"I think that someone would have to personally come to the classroom if we had an emergency scenario," Drill speculated. She said that while students are familiar with fire alarm drills, experience with other emergency evacuation events is minimal. Also, because she asks students to turn off their phones, her phone is also turned off, she said.
IP End Points Get the Job Done
The most effective means of alerting a classroom is to use a precision notification system that has dedicated, networked alerting devices inside the room. These may be proprietary alerting devices or VOIP phones. A precision notification system targets alerting devices by location and uses network infrastructure independent of consumer communications networks. The advantage is that these systems are capable of sending messages to one or all classrooms without alerting the entire campus population. It is a faster, more accurate way to deliver a warning.
One advantage of these devices is that they display text and provide audio information to everyone, including the professor, who is the appropriate authority to direct the class during an emergency. Additionally, these systems are activated only during an emergency and remove any reason for people to keep their cell phones or laptops active during class.
Sullivan indicated that at University of Louisville, emergency notification systems and academic endeavors have attempted to coexist without impacting each other adversely. The university has responded by placing VOIP phones in all of the classrooms. The phones are set to dial the university police if the receiver is picked up, but more importantly, the phones allow for emergency messages to be communicated in the classrooms using a text screen, audio, and flashing light. "During a recent tornado warning, every classroom was provided timely warning that was faster than text messages, e-mails, or our web page," Sullivan explained. "This system is not for everyone and would be extremely costly unless you already have converted the university from analog phones to digital phones."
When the message requires the class to shelter in place, it is important that text and voice information be conveyed. One environmental, health and safety director confided that she worries about a scenario where a dangerous situation outside occurs five minutes before classes are dismissed, meaning that thousands of students will walk headlong into a crisis. The ability to have those students shelter safely in class is critical and requires special consideration. Many fire alarms and outdoor sirens produce a warning tone only and cannot provide detailed instructions. In the event of a chemical spill, severe weather, violent crime, etc., coming out to see what is happening may be the wrong thing to do.
Newer fire alarm systems support live voice using a microphone at the panel, but you have to physically be in the building and have keys to the fire panel to operate it. All of these steps waste precious time. Also, most university campuses have a variety of fire alarms system installed over multiple decades, so not every building will have this capability.

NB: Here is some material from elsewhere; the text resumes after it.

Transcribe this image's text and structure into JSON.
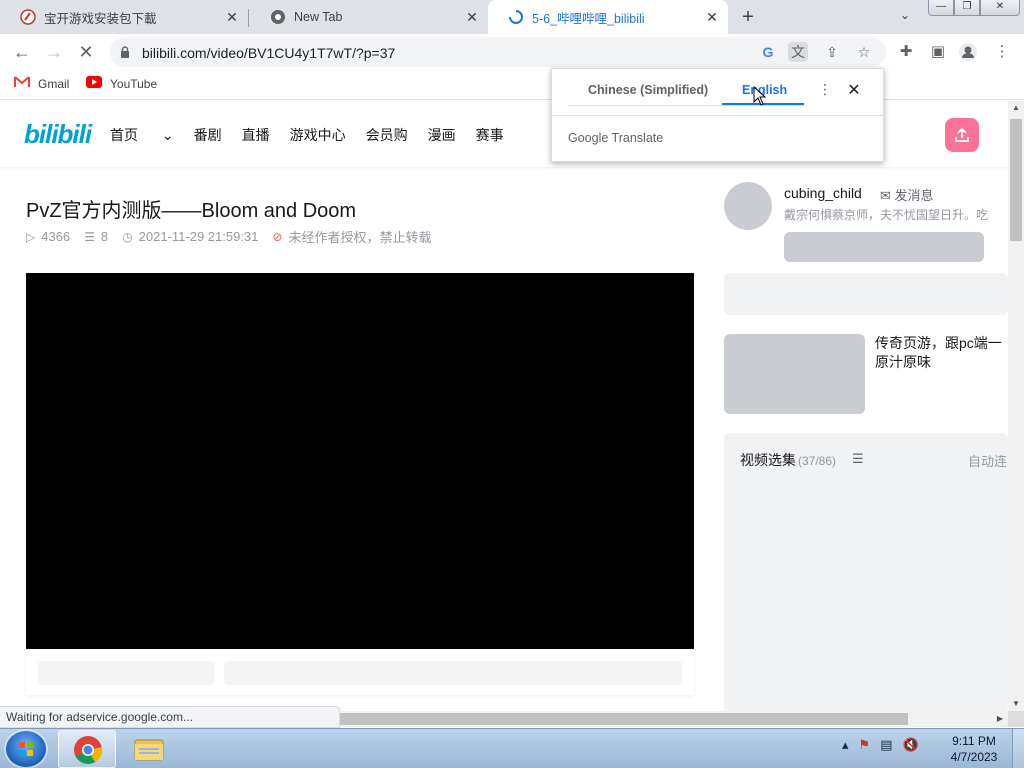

According to the survey conducted by Sullivan, fewer than 20 percent of higher education institutions have deployed in-building ENS. Therefore, there are many classrooms of students who won't get emergency notification during class. Administrators who make the effort to deploy precision notification systems will fill a gap left by the other commonly deployed ENS layers. It is the best way to inform and protect more students while respecting the integrity of the classroom and the learning experience.
Timothy Means is the Director of Product Management and a co-founder of Metis Secure Solutions, a developer of next-generation emergency notification solutions for higher education, commercial, and government organizations. Metis Secure Solutions (www.metissecure.com) is based in Oakmont, Pa.